→ **YOUR ASSIGNMENT**:
Look for the word "Details". Copy every line of the listing where it occurs.

[RECORDS FOR THE EXERCISE Boundary: Start]

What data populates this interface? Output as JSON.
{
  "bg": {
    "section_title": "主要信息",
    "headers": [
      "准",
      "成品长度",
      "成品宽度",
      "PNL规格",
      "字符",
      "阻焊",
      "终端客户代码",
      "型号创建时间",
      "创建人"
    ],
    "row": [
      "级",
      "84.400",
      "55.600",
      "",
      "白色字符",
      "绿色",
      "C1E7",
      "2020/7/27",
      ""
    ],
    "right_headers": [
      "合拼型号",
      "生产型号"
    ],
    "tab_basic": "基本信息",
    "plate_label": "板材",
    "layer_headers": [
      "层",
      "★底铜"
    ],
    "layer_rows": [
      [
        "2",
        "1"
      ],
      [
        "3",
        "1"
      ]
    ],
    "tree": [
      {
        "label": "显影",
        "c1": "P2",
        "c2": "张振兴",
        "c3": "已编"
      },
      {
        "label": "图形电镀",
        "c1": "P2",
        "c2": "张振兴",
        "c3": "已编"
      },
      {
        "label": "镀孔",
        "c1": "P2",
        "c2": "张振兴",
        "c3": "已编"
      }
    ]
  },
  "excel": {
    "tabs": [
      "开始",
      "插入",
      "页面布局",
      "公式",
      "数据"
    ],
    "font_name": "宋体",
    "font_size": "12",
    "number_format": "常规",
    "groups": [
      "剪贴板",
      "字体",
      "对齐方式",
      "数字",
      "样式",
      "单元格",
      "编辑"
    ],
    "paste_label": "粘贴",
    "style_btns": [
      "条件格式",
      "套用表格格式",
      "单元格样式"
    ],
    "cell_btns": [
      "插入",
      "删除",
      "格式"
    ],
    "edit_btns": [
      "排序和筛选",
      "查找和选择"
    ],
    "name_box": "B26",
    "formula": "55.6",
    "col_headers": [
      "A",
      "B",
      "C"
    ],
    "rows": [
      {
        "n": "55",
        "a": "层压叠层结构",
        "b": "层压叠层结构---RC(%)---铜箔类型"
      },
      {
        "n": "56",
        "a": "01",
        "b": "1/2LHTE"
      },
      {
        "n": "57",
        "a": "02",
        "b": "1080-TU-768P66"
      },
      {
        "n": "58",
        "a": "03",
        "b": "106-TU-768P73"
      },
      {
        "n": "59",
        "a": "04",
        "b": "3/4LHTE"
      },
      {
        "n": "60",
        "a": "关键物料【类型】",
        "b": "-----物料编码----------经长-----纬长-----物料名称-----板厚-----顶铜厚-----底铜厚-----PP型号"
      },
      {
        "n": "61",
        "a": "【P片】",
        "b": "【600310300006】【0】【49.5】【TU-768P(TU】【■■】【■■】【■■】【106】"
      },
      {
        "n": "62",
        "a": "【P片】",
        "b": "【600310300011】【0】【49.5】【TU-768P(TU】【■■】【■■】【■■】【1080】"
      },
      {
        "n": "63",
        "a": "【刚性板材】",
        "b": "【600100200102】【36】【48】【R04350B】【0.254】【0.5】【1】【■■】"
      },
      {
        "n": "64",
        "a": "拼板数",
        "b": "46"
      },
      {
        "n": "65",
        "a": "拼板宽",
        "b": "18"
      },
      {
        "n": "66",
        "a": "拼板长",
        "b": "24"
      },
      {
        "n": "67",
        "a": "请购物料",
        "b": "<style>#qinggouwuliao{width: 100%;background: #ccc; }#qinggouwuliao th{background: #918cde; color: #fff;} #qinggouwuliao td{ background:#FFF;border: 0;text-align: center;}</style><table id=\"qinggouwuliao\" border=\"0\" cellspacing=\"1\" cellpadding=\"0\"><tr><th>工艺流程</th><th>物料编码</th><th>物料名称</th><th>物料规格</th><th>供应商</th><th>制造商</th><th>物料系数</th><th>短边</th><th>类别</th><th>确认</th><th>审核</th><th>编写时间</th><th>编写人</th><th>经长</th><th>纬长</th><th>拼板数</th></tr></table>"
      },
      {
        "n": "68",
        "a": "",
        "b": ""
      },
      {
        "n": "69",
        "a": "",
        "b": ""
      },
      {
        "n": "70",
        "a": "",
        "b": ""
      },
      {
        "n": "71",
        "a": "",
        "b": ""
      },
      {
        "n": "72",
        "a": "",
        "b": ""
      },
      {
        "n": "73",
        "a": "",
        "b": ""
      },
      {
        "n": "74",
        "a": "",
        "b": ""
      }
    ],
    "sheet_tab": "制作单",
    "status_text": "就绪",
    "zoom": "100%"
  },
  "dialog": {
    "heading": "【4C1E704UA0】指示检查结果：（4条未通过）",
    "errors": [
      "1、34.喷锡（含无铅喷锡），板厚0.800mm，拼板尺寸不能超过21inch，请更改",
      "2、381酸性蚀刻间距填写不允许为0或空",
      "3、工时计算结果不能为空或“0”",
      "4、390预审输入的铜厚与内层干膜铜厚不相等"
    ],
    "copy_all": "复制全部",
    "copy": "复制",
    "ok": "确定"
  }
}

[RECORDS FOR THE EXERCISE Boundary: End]
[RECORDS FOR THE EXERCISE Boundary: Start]

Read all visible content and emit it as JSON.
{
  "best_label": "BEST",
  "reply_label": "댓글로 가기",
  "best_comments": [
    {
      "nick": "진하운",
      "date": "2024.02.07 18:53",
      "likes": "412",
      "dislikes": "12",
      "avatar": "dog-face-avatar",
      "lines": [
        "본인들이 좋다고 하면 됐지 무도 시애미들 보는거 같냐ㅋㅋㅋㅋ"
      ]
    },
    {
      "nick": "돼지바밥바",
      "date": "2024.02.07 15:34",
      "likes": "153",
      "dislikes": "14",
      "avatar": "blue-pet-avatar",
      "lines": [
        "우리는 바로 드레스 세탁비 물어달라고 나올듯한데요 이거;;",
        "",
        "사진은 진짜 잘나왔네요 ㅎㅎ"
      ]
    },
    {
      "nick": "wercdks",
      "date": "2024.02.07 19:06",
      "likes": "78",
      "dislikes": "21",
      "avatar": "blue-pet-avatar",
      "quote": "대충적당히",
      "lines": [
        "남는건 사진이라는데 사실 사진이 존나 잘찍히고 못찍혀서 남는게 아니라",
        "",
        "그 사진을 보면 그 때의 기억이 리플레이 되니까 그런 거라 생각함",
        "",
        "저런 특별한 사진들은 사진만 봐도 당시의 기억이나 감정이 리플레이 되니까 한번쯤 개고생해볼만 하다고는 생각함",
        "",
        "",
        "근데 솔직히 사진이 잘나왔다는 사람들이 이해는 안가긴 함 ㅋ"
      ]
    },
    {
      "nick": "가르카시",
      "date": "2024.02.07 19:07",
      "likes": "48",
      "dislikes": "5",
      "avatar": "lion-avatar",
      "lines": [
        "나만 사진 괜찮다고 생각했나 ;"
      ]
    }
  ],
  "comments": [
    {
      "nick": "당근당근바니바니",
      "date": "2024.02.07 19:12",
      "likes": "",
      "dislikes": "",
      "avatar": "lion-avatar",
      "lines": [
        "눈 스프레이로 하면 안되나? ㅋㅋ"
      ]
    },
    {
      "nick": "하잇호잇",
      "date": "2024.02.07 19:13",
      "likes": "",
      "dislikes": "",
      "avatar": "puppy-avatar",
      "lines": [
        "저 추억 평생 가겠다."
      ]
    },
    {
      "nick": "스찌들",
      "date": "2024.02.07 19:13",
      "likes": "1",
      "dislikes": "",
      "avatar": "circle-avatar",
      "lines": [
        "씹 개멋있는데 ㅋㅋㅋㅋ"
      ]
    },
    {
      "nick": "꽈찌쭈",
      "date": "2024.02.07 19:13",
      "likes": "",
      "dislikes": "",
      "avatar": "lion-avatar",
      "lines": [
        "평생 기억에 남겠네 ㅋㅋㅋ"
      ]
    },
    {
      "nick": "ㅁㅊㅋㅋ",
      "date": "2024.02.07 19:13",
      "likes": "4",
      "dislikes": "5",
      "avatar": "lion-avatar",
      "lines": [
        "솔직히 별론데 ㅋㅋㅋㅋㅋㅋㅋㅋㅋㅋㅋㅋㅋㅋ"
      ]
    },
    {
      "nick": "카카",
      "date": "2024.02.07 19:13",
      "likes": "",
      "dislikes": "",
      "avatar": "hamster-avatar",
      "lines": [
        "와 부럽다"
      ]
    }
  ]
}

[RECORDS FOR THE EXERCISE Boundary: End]
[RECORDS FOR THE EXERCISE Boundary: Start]

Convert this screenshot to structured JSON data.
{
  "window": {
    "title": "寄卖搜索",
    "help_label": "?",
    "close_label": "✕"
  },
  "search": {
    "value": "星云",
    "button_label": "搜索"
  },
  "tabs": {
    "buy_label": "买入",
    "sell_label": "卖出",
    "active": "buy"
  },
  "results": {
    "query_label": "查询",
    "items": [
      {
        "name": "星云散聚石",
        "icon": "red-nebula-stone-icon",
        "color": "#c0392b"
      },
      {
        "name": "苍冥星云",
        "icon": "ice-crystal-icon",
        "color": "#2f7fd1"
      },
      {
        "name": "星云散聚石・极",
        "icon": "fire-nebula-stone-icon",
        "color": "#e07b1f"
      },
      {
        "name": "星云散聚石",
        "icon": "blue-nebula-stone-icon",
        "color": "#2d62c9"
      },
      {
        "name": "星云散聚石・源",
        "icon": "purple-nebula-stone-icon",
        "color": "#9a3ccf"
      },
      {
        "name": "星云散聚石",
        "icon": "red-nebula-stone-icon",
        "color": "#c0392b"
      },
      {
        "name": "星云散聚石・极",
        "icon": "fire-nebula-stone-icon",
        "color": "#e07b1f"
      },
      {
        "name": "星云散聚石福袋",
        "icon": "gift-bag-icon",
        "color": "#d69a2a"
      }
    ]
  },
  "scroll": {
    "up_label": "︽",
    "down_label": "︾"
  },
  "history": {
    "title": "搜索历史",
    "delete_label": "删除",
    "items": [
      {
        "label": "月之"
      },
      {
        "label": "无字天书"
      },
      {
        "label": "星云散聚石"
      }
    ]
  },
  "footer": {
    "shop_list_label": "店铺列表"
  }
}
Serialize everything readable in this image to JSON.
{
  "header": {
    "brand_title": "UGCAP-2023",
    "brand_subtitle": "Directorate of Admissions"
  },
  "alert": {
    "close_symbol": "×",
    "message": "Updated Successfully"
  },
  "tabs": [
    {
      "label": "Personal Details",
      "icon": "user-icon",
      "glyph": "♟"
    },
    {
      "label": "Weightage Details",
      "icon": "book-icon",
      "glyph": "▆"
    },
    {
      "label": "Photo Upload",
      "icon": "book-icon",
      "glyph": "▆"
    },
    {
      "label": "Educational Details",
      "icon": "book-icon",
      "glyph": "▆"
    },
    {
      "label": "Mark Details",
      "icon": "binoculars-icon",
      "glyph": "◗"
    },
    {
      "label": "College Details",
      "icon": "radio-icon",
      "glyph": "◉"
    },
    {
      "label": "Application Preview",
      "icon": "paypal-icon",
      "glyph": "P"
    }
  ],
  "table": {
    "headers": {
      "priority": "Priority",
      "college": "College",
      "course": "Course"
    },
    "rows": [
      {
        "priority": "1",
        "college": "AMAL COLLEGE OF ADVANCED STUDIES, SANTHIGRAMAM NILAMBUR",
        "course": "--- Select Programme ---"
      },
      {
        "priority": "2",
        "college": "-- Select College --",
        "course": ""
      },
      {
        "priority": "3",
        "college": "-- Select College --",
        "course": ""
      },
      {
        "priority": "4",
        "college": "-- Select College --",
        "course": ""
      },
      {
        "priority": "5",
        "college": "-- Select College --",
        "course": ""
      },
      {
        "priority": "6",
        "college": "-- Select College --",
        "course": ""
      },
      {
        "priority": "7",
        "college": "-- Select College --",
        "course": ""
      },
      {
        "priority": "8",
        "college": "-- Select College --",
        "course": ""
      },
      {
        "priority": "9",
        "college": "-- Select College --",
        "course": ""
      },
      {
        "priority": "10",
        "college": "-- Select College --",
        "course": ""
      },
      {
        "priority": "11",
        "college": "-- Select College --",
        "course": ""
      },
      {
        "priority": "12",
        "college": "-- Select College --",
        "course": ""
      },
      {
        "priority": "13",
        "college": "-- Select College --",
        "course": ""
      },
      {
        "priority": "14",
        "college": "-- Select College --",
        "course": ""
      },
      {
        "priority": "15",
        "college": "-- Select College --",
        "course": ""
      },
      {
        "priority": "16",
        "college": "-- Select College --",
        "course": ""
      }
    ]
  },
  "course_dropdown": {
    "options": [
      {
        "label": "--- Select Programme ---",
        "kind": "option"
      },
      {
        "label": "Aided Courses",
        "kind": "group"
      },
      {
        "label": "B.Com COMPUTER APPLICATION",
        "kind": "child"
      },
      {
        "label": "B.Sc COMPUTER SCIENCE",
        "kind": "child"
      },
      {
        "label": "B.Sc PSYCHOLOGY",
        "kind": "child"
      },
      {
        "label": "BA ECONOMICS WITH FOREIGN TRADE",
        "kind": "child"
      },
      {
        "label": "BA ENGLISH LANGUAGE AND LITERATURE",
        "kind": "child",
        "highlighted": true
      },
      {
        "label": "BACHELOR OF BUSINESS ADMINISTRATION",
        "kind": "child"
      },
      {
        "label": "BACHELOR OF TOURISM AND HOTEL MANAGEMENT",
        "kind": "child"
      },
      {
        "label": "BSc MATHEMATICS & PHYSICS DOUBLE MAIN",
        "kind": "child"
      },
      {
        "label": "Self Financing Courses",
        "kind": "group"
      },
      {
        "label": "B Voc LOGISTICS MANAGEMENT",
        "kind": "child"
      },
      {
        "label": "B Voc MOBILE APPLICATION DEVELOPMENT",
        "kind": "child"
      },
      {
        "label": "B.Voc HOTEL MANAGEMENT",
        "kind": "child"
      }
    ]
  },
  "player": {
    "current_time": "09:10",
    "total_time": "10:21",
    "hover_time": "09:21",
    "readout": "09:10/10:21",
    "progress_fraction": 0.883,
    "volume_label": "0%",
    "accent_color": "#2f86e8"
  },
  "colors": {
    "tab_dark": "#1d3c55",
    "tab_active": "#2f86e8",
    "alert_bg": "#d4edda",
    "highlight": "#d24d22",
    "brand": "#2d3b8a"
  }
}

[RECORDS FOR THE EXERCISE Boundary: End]

→ **ANSWER AREA**:
      "label": "Personal Details",
      "label": "Weightage Details",
      "label": "Educational Details",
      "label": "Mark Details",
      "label": "College Details",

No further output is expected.